[What is being asked] For this exercise, repeat each entry exactly as written.

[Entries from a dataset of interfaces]
*****

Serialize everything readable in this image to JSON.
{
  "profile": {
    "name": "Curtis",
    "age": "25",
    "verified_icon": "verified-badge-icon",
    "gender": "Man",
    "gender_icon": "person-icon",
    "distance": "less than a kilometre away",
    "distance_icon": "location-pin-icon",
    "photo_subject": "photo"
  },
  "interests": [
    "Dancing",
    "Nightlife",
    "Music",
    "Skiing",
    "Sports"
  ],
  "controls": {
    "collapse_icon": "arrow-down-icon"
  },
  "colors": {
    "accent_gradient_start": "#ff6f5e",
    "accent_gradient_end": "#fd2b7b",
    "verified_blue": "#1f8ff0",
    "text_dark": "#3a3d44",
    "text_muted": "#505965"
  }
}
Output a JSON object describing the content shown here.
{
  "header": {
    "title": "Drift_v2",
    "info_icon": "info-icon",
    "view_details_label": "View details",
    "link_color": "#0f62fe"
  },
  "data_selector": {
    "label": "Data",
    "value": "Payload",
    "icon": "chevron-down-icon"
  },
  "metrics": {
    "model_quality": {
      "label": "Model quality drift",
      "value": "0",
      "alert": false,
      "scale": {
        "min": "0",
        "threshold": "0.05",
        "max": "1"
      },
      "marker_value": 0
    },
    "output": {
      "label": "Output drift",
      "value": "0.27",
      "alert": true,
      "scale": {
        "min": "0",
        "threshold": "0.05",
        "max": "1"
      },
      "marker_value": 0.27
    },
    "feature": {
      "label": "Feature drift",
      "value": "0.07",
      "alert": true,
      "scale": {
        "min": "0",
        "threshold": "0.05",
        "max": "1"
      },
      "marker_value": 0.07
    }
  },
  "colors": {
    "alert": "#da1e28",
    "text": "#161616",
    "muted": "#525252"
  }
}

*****

[Written solution]
Serialize everything readable in this image to JSON.
{
  "profile": {
    "name": "Curtis",
    "age": "25",
    "verified_icon": "verified-badge-icon",
    "gender": "Man",
    "gender_icon": "person-icon",
    "distance": "less than a kilometre away",
    "distance_icon": "location-pin-icon",
    "photo_subject": "photo"
  },
  "interests": [
    "Dancing",
    "Nightlife",
    "Music",
    "Skiing",
    "Sports"
  ],
  "controls": {
    "collapse_icon": "arrow-down-icon"
  },
  "colors": {
    "accent_gradient_start": "#ff6f5e",
    "accent_gradient_end": "#fd2b7b",
    "verified_blue": "#1f8ff0",
    "text_dark": "#3a3d44",
    "text_muted": "#505965"
  }
}
Output a JSON object describing the content shown here.
{
  "header": {
    "title": "Drift_v2",
    "info_icon": "info-icon",
    "view_details_label": "View details",
    "link_color": "#0f62fe"
  },
  "data_selector": {
    "label": "Data",
    "value": "Payload",
    "icon": "chevron-down-icon"
  },
  "metrics": {
    "model_quality": {
      "label": "Model quality drift",
      "value": "0",
      "alert": false,
      "scale": {
        "min": "0",
        "threshold": "0.05",
        "max": "1"
      },
      "marker_value": 0
    },
    "output": {
      "label": "Output drift",
      "value": "0.27",
      "alert": true,
      "scale": {
        "min": "0",
        "threshold": "0.05",
        "max": "1"
      },
      "marker_value": 0.27
    },
    "feature": {
      "label": "Feature drift",
      "value": "0.07",
      "alert": true,
      "scale": {
        "min": "0",
        "threshold": "0.05",
        "max": "1"
      },
      "marker_value": 0.07
    }
  },
  "colors": {
    "alert": "#da1e28",
    "text": "#161616",
    "muted": "#525252"
  }
}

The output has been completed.